» **TASK INSTRUCTIONS**
When the string "image" occurs in a line of the listing below, return that line.

·····

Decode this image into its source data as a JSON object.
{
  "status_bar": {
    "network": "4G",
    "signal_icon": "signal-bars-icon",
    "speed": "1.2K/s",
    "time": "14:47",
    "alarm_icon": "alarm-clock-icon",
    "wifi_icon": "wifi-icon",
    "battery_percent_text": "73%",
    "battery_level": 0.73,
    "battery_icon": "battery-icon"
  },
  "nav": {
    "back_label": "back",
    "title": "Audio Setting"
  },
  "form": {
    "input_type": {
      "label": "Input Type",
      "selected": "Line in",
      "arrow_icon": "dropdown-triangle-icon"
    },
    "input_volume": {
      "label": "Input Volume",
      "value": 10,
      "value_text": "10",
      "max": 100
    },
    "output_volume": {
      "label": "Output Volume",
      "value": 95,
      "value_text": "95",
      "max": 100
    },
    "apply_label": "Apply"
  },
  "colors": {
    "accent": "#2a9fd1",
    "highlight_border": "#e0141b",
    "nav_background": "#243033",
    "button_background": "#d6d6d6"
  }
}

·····

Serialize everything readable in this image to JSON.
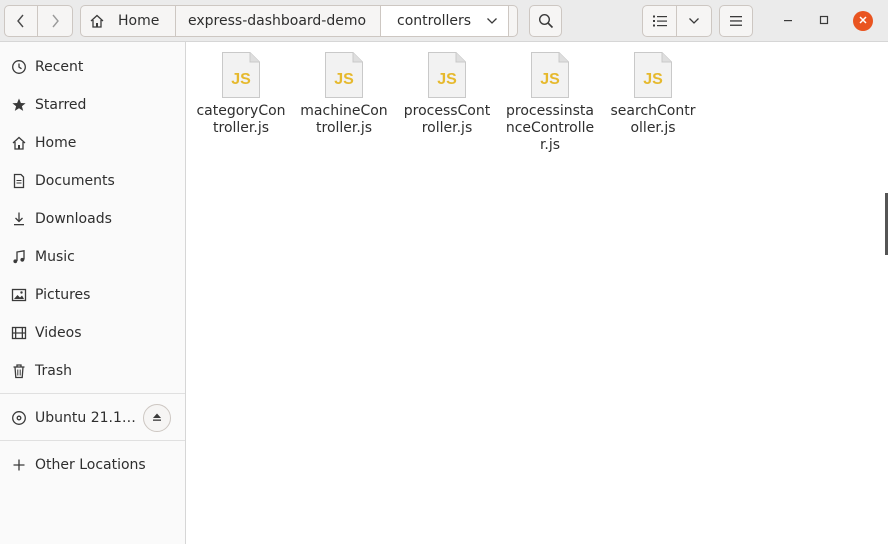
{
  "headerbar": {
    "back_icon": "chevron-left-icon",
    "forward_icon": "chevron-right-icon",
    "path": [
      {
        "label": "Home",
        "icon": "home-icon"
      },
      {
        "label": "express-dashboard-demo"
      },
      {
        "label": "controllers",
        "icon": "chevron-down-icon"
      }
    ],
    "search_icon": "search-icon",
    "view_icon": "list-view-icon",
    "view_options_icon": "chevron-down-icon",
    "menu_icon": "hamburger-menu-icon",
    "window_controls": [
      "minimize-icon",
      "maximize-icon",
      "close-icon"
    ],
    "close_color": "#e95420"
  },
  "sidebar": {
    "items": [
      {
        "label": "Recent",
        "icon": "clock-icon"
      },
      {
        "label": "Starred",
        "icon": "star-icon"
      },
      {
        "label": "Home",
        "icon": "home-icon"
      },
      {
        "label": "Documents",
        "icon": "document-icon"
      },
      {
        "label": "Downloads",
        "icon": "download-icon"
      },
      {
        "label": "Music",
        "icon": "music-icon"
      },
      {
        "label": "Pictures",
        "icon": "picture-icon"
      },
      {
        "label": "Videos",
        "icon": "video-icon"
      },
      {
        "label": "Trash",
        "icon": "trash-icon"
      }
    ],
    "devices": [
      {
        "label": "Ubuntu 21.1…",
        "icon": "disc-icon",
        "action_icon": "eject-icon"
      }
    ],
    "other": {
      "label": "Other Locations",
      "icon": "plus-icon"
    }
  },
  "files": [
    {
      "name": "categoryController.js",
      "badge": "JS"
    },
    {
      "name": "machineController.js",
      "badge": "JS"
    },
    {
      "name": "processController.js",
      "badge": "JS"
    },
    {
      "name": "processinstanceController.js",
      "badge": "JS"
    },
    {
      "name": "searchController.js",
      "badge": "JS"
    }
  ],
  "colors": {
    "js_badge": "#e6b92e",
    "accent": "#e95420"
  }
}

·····

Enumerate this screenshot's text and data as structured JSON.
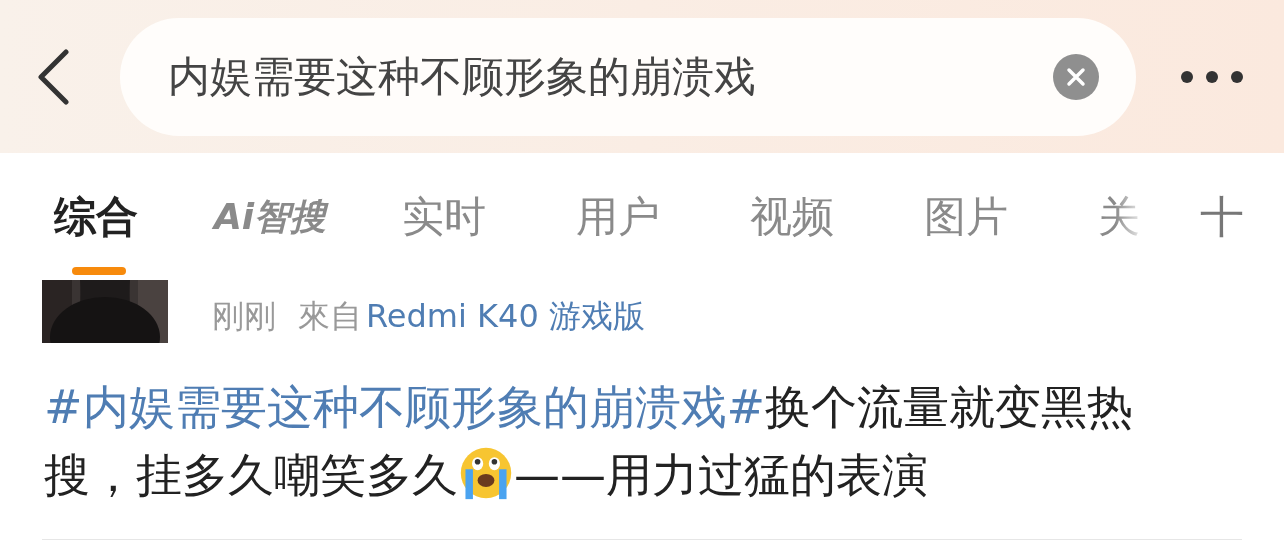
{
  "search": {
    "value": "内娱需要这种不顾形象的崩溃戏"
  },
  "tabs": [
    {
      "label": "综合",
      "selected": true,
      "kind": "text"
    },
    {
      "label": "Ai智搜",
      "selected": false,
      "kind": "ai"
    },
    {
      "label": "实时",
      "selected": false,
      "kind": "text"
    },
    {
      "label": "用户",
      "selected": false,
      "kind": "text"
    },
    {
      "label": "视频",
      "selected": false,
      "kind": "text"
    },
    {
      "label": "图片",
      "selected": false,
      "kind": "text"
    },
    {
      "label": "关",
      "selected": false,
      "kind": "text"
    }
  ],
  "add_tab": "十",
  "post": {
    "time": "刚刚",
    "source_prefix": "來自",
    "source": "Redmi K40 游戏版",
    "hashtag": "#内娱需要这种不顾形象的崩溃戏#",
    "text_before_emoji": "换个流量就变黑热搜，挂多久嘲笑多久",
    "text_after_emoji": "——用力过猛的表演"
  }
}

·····

» **EXERCISE ANSWER**
Decode this image into its source data as a JSON object.
Serialize everything readable in this image to JSON.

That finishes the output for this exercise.